• Work required
Copy out each line of the data that contains "easy".
▼
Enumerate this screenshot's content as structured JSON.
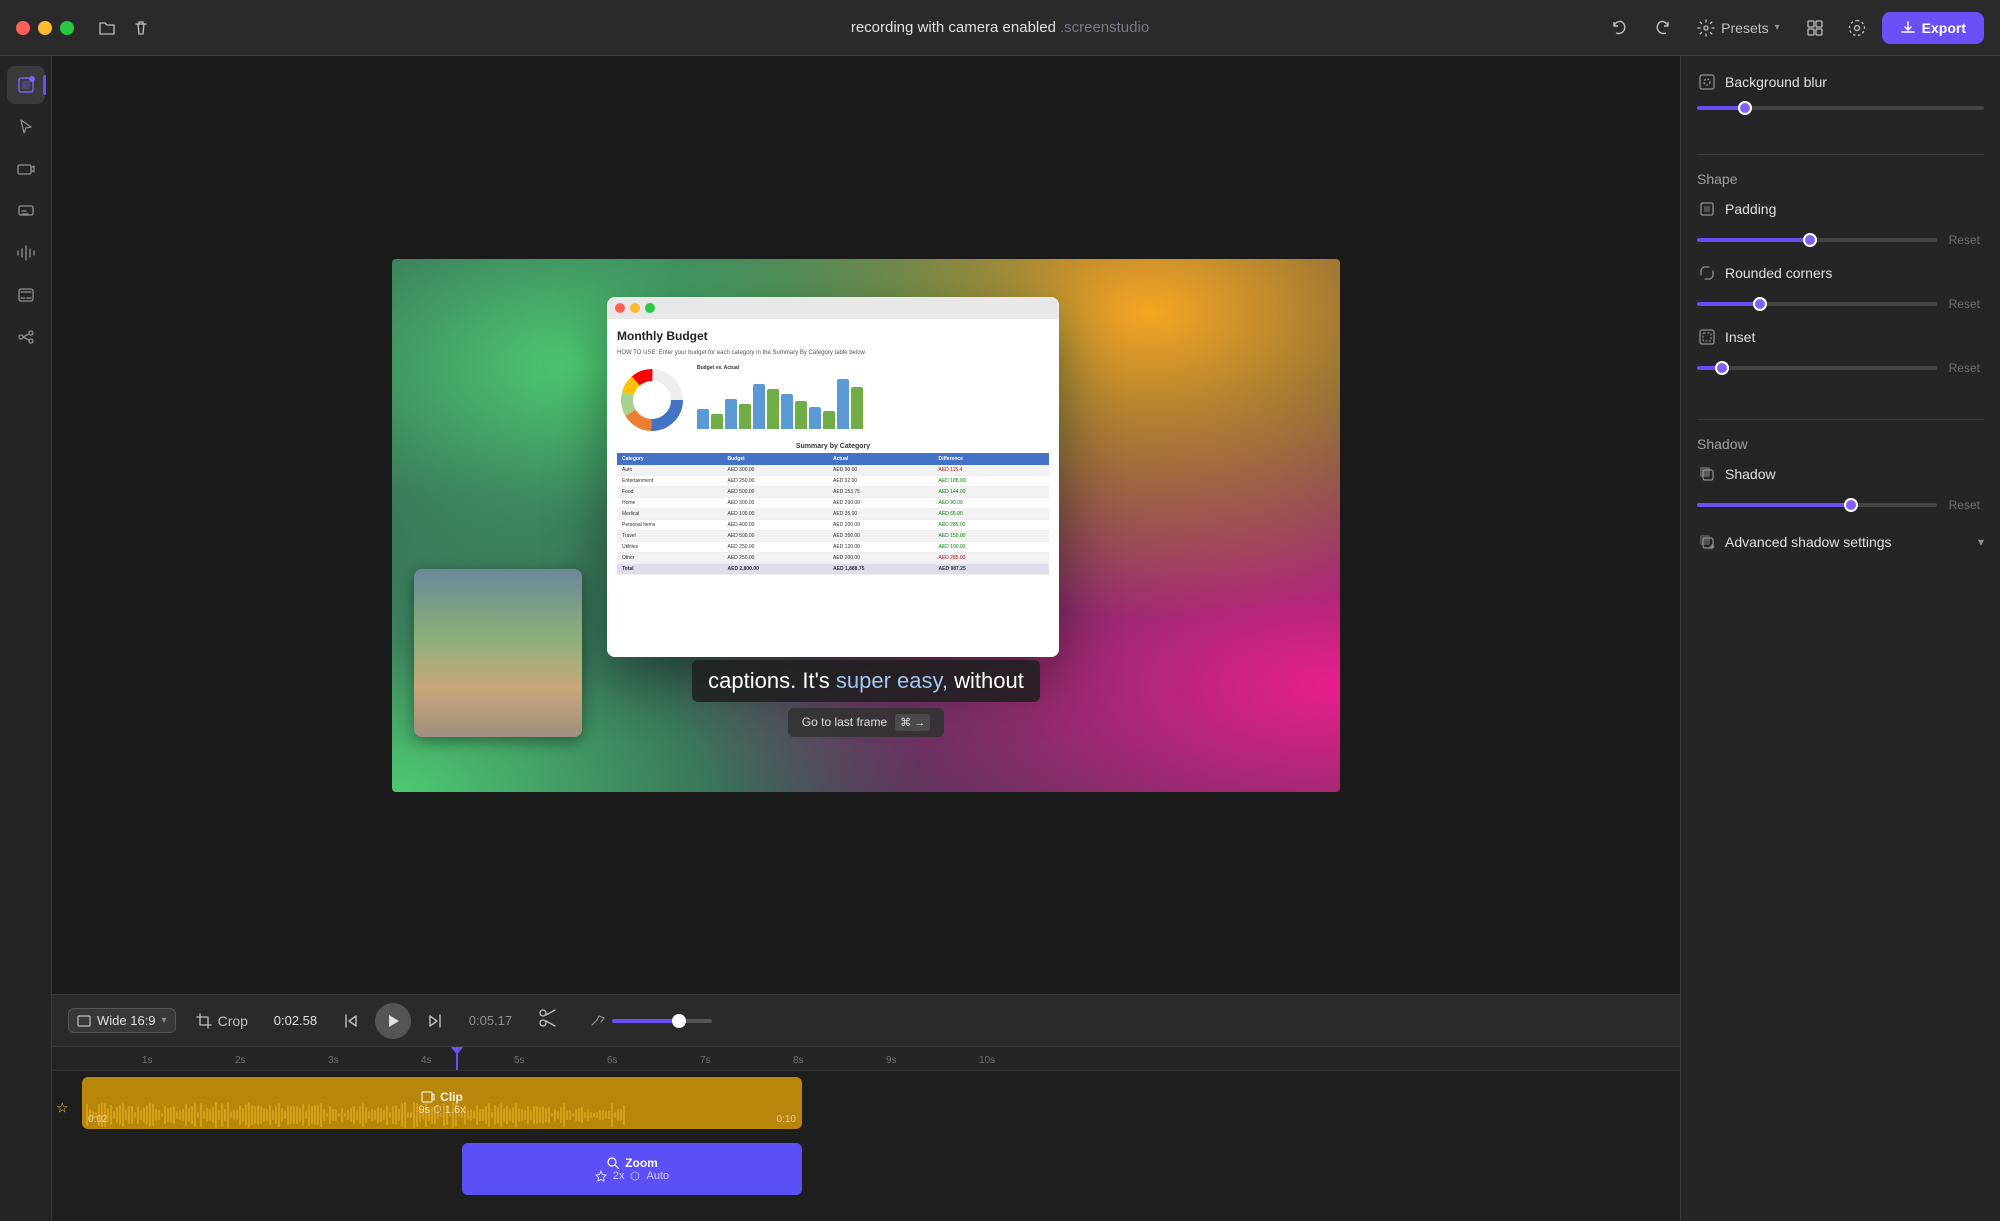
{
  "titlebar": {
    "title_main": "recording with camera enabled",
    "title_ext": ".screenstudio",
    "undo_label": "Undo",
    "redo_label": "Redo",
    "presets_label": "Presets",
    "layout_label": "Layout",
    "settings_label": "Settings",
    "export_label": "Export"
  },
  "toolbar": {
    "items": [
      {
        "id": "select",
        "icon": "⊹",
        "label": "Select"
      },
      {
        "id": "cursor",
        "icon": "↖",
        "label": "Cursor"
      },
      {
        "id": "camera",
        "icon": "📷",
        "label": "Camera"
      },
      {
        "id": "caption",
        "icon": "💬",
        "label": "Caption"
      },
      {
        "id": "audio",
        "icon": "🔊",
        "label": "Audio"
      },
      {
        "id": "shortcut",
        "icon": "⌘",
        "label": "Shortcut"
      },
      {
        "id": "connect",
        "icon": "⚙",
        "label": "Connect"
      }
    ]
  },
  "preview": {
    "caption_text": "captions. It's super easy, without",
    "caption_highlight_start": "super easy,",
    "go_to_frame_label": "Go to last frame",
    "go_to_frame_kbd": "⌘ →"
  },
  "transport": {
    "aspect_ratio": "Wide 16:9",
    "crop_label": "Crop",
    "current_time": "0:02.58",
    "end_time": "0:05.17",
    "skip_start_icon": "⏮",
    "play_icon": "▶",
    "skip_end_icon": "⏭"
  },
  "timeline": {
    "ruler_marks": [
      "1s",
      "2s",
      "3s",
      "4s",
      "5s",
      "6s",
      "7s",
      "8s",
      "9s",
      "10s"
    ],
    "playhead_position_pct": 43,
    "clip": {
      "icon": "🎬",
      "label": "Clip",
      "duration": "9s",
      "speed": "1.6x",
      "time_start": "0:02",
      "time_end": "0:10"
    },
    "zoom_clip": {
      "icon": "🔍",
      "label": "Zoom",
      "multiplier": "2x",
      "mode": "Auto"
    }
  },
  "right_panel": {
    "background_blur_label": "Background blur",
    "background_blur_value": 15,
    "shape_section": "Shape",
    "padding_label": "Padding",
    "padding_value": 47,
    "padding_reset": "Reset",
    "rounded_corners_label": "Rounded corners",
    "rounded_corners_value": 25,
    "rounded_corners_reset": "Reset",
    "inset_label": "Inset",
    "inset_value": 8,
    "inset_reset": "Reset",
    "shadow_section": "Shadow",
    "shadow_label": "Shadow",
    "shadow_value": 65,
    "shadow_reset": "Reset",
    "advanced_shadow_label": "Advanced shadow settings",
    "chevron": "▾"
  }
}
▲
• Response to this task
    "caption_text": "captions. It's super easy, without",
    "caption_highlight_start": "super easy,",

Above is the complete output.